Employees may be required to enter controlled areas as part of their work. Where this is the case, such entry is only permitted to those designated as classified persons or those working in accordance with suitable written arrangements. Written arrangements must ensure that working practices are planned to ensure that radiation doses to individuals are below those levels that would require them to be designated as classified persons. In accordance with Regulation 18(3) personal dose monitoring or monitoring by other suitable means is required to demonstrate appropriate restriction of exposure.

Classification should not be used to avoid the work involved in preparing suitable written arrangements.


The decision as to who needs to be designated as a classified person should be relatively straightforward where work with ionising radiation is undertaken by employees with a single employer and where exposure of any other employer's employees is unlikely.

The radiation employer should, in consultation with their RPA, carry out an assessment of the risk associated with the proposed work in accordance with regulation 7 of IRR99 or regulation 3 of the Management of Health and Safety at Work Regulations 1999 (MHSWR) (The Approved Code of Practice & Guidance supporting the Regulations ‘Management of Health and Safety at Work’ L21 ISBN 0 7176 2488 9 may be obtained from HSE Books) . The output of the risk assessment should be the key to the decision-making process and the need to designate certain employees as classified persons is likely to be one outcome (L121 paragraphs 36 to 58 cover prior risk assessment).

If an assessment of the potential exposure shows that the work could be done by employees who are not classified persons, HSE would normally expect entry into controlled areas to be allowed under suitable written arrangements.

However, if the assessment of potential exposure shows that restriction of their doses below the levels specified in regulation 18(2) IRR99 could not reasonably be ensured even with written arrangements, people working in the area should be classified. Entry under suitable written arrangements should not involve a system of work sharing simply to avoid classifying the people working in the controlled area.

Cooperation between employers

The cooperation needed when employers share the same workplace is discussed in paragraphs 241 to 242 of L121. Paragraph 243 of L121 discusses the cooperation needed if an employee has more than one employer. See ‘Examples’ for further guidance on these situations.

Exposure caused by other employers’ work

If it is likely that an employee will be exposed to ionising radiation in another employer’s work area, or as a consequence of another employer's work, then the two employers must exchange enough information to allow each to comply with their statutory duties (Regulation 15 of IRR99 refers, as does regulation 12 of MHSWR). Information regarding both potential and likely exposure to ionising radiation should be shared, along with details of any controlled areas that have been designated on sites to which access is required. This helps employers to judge whether they should classify their workers.


Employees having multiple employers

Where an employee has several employers, cooperation will be necessary to ensure that relevant information, typically relating to exposure, is shared. For example, where an interventional radiologist works for both an NHS Trust and a private hospital, both employers have a duty to share information in relation to the total dose the employee is likely to receive, to determine whether classification is appropriate. This cooperation should begin in advance of work, because classification relates to projected doses before exposure is incurred.

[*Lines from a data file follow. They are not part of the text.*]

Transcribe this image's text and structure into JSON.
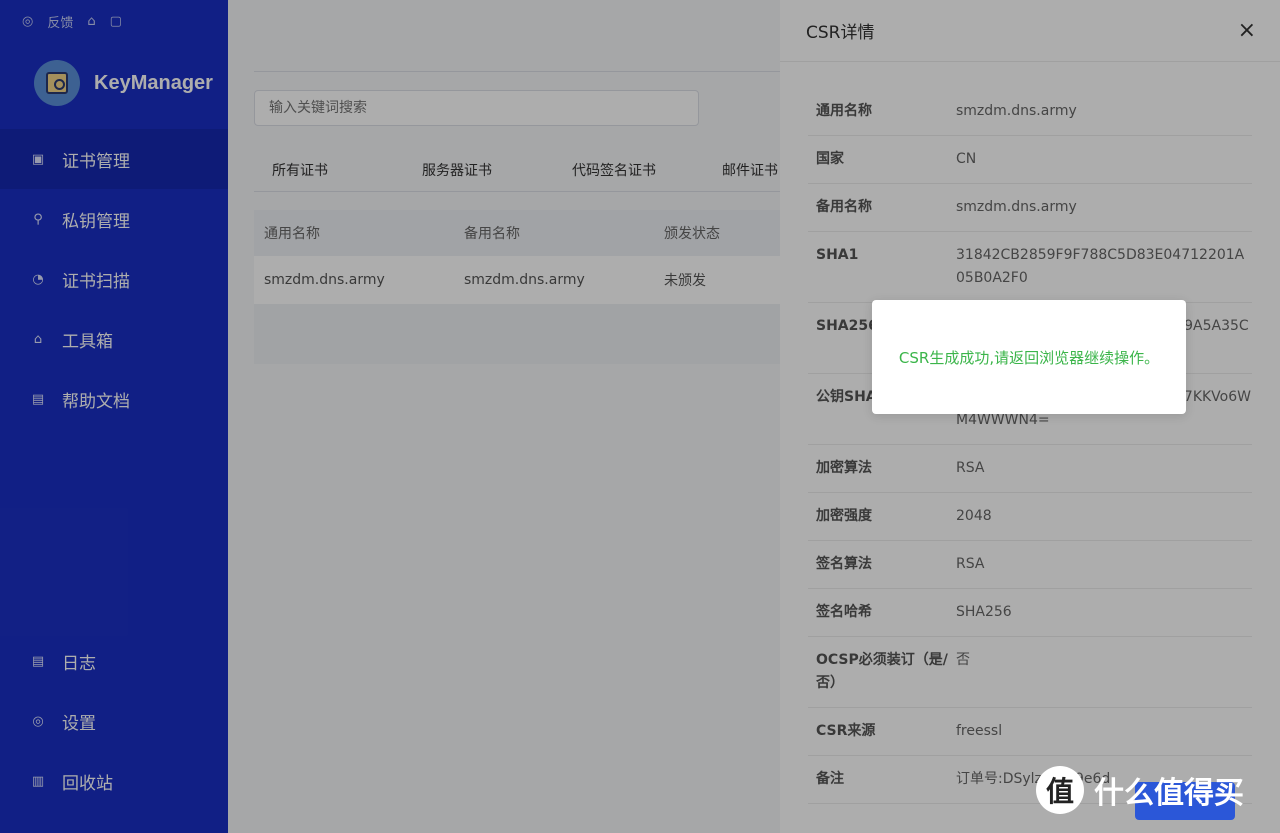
{
  "sidebar": {
    "top_icons": [
      {
        "icon": "target-icon",
        "label": ""
      },
      {
        "icon": "feedback-label",
        "label": "反馈"
      },
      {
        "icon": "shirt-icon",
        "label": ""
      },
      {
        "icon": "lock-icon",
        "label": ""
      }
    ],
    "brand": "KeyManager",
    "nav_main": [
      {
        "label": "证书管理",
        "icon": "certificate-icon"
      },
      {
        "label": "私钥管理",
        "icon": "key-icon"
      },
      {
        "label": "证书扫描",
        "icon": "scan-icon"
      },
      {
        "label": "工具箱",
        "icon": "toolbox-icon"
      },
      {
        "label": "帮助文档",
        "icon": "document-icon"
      }
    ],
    "nav_bottom": [
      {
        "label": "日志",
        "icon": "log-icon"
      },
      {
        "label": "设置",
        "icon": "settings-icon"
      },
      {
        "label": "回收站",
        "icon": "trash-icon"
      }
    ]
  },
  "main": {
    "search_placeholder": "输入关键词搜索",
    "tabs": [
      "所有证书",
      "服务器证书",
      "代码签名证书",
      "邮件证书"
    ],
    "table": {
      "headers": [
        "通用名称",
        "备用名称",
        "颁发状态"
      ],
      "rows": [
        [
          "smzdm.dns.army",
          "smzdm.dns.army",
          "未颁发"
        ]
      ]
    }
  },
  "drawer": {
    "title": "CSR详情",
    "close": "×",
    "fields": [
      {
        "k": "通用名称",
        "v": "smzdm.dns.army"
      },
      {
        "k": "国家",
        "v": "CN"
      },
      {
        "k": "备用名称",
        "v": "smzdm.dns.army"
      },
      {
        "k": "SHA1",
        "v": "31842CB2859F9F788C5D83E04712201A05B0A2F0"
      },
      {
        "k": "SHA256",
        "v": "0C801788DBCB78021751A65549A5A35C919E33704D1EA3659FA8BD61"
      },
      {
        "k": "公钥SHA256PIN",
        "v": "dHBLXXsOb10DSNZS2YJXI72Vsv7KKVo6WM4WWWN4="
      },
      {
        "k": "加密算法",
        "v": "RSA"
      },
      {
        "k": "加密强度",
        "v": "2048"
      },
      {
        "k": "签名算法",
        "v": "RSA"
      },
      {
        "k": "签名哈希",
        "v": "SHA256"
      },
      {
        "k": "OCSP必须装订（是/否）",
        "v": "否"
      },
      {
        "k": "CSR来源",
        "v": "freessl"
      },
      {
        "k": "备注",
        "v": "订单号:DSylzqYe69e6d"
      }
    ]
  },
  "toast": {
    "message": "CSR生成成功,请返回浏览器继续操作。"
  },
  "watermark": {
    "logo": "值",
    "text": "什么值得买"
  }
}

Checklist for classification

Should the employer decide that designation as a classified person is appropriate, the actions outlined in the checklist should be taken. A periodic review of the continuing need for classification should be undertaken.

Classification flow chart

Classification flow chart

Updated 2018-01-03